Natural Family Planning: Part 1

In a recent conversation, somebody said she doesn’t think a person’s religious leanings should play a part in his or her decision to use or not use contraceptives — that the church, frankly, should stay out of it.
But I think a common misconception, both within the church and outside of it, is that faith is one of several separate parts of a person’s life. If you know me, you already know I disagree. Your faith — at least among practicing Christians, whether Catholic or Protestant — is not one of several separate parts of life. It is the umbrella that covers all the parts of your life. It is the compass by which you decide how you will live.
Which is why — especially among practicing Catholics — a person’s religious leanings do play a part in his or her decision to use or not use contraceptives. And practicing Catholics choose not to use them.
This is usually the part of the conversation at which a head shakes and somebody uses words like “irresponsible.” And I understand that, especially given the state of the world, the latest stats about the prevalence of sexually transmitted infections and the popular belief that there already aren’t enough resources to go around.
(There’s always a but.)

In lieu of contraceptives, what practicing Catholics do use is natural family planning (NFP). This is usually the part of the conversation at which a head shakes and somebody uses words like “outdated” and “rhythm method” and “Duggar family.” Then I laugh, and I tell him or her this: The Duggars do not use NFP. I repeat: The Duggars do not use NFP! (They are part of a movement called Quiverfull, the participants of which forgo family planning of any kind.) That is why they have a show called 19 Kids and Counting.

NFP is neither outdated, nor is it the rhythm method. It is used either to avoid or achieve pregnancy. It requires a couple to monitor signs of the woman’s fertility and to abstain from sex periodically — when the woman is fertile — if the couple doesn’t want to get pregnant. And when a couple wants to get pregnant, they can use their awareness of fertility to choose to do the deed when the conditions are right for pregnancy. There are several modern kinds of NFP (initially, the Billings Ovulation Method, the Creighton Model and the Marquette Model come to mind) which, when used consistently and correctly, are 98-99% effective for preventing pregnancy, which is equivalent to the efficacy of condoms or the pill. So why, when medical science allows for quick, convenient ways to prevent pregnancy as well as NFP does, do we still choose NFP?

1. It’s natural: Dr. James Linn, an OB/GYN I interviewed for a project in the human sexuality class I took over the summer, said it better than I can:

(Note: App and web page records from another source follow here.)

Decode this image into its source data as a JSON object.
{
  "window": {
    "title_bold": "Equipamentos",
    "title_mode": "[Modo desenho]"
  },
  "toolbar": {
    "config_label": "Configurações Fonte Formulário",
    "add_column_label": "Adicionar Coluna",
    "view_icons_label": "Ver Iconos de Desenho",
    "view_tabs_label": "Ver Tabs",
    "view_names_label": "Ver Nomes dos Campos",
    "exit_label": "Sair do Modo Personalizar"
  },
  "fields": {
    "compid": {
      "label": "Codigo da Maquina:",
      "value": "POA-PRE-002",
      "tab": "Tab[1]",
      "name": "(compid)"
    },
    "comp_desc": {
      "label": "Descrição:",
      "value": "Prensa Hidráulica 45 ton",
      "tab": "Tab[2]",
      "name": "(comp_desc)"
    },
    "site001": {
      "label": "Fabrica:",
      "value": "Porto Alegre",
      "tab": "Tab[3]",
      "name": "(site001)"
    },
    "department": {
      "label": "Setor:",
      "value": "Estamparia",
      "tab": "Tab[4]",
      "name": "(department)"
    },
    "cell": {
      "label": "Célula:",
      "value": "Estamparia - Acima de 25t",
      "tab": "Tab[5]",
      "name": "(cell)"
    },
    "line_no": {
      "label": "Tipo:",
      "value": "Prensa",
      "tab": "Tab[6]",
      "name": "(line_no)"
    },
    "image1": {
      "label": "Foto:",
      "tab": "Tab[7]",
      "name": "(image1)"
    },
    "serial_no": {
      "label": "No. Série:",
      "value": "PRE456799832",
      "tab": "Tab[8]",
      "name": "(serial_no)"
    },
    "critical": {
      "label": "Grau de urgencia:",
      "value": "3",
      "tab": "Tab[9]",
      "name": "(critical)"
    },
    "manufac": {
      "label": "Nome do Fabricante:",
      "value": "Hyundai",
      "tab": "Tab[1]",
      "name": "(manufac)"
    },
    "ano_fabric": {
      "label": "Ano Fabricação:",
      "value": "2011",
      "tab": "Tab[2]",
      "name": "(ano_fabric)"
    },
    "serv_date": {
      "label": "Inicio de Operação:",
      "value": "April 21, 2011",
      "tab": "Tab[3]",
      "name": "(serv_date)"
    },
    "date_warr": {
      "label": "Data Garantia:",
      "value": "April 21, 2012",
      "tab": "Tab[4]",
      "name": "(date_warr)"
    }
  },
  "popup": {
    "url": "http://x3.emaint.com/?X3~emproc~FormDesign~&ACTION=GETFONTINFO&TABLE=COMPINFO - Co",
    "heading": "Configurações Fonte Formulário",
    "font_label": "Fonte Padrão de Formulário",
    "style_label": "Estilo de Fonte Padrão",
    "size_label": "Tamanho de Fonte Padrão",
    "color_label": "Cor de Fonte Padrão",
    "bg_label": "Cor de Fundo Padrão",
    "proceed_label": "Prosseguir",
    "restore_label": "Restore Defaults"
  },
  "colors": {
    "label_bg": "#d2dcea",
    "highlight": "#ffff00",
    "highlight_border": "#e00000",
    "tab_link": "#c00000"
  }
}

If you look at many of the methods of contraception, they have a long list of potential risks and complications. Take the very common form used by a lot of young women: birth control pills. Because of the higher than normal estrogen doses, she increases her risk for strokes, breast cancer and blood clots and those can break loose and go up to her heart and her lungs. Those are three big deals. Look at the side effects – things that aren’t really life threatening: mood changes, decreased sex drive. Depression and weight gain are common with Depo-Provera. … The other thing a lot of people don’t realize with a lot of hormonal contraceptive methods (is that) the more current birth control pills that have been around for the last 20 years don’t suppress ovulation a hundred percent. In order to make them safer, the dose has been lowered and in lowering the dose, they are less effective in suppressing ovulation. They alter the lining of the uterus so an embryo won’t be able to implant. So what could be happening some of the time is ovulation may take place, the sperm may meet with the egg in the tube and normally, an embryo implants about a week later. Well, it won’t allow implantation, so the embryo gets shed out. That mechanism of action is really an abortion, rather than contraception.”

2. It facilitates communication, and multiple levels of intimacy: A couple can’t practice NFP without talking about their relationship and sex. Additionally, since a couple that uses NFP can’t necessarily have sex every time they’d like, they are challenged to learn to be intimate in alternative ways. And while both communication and multiple levels of intimacy are generally a good idea for couples, both are rare in the average American relationship.

3. It wholly promotes the purpose of sex. The purpose of sex is twofold: babies and bonding. By using NFP, a couple works with the human body as it is designed, to achieve or avoid pregnancy by having sex when pregnancy is or isn’t likely, respectively. By using contraceptives, a couple works against the human body as it is designed, nullifying part of the purpose of sex and reducing pregnancy from “miracle” to “consequence.”

Plus, it encourages a couple to treat sex like the sacred act it is. And NFP requires that family planning is a responsibility shared by both partners, rather than the responsibility of either the man or the woman. Also, bonus, it’s free or cheap.

NFP, unfortunately, isn’t very popular. And I don’t expect — at least in a culture enamored by instant gratification and averted to doing anything if it’s difficult — that it ever will be. But there are lots of couples who use it, and use it happily. And in part two, I will introduce you to one of them. Check back soon.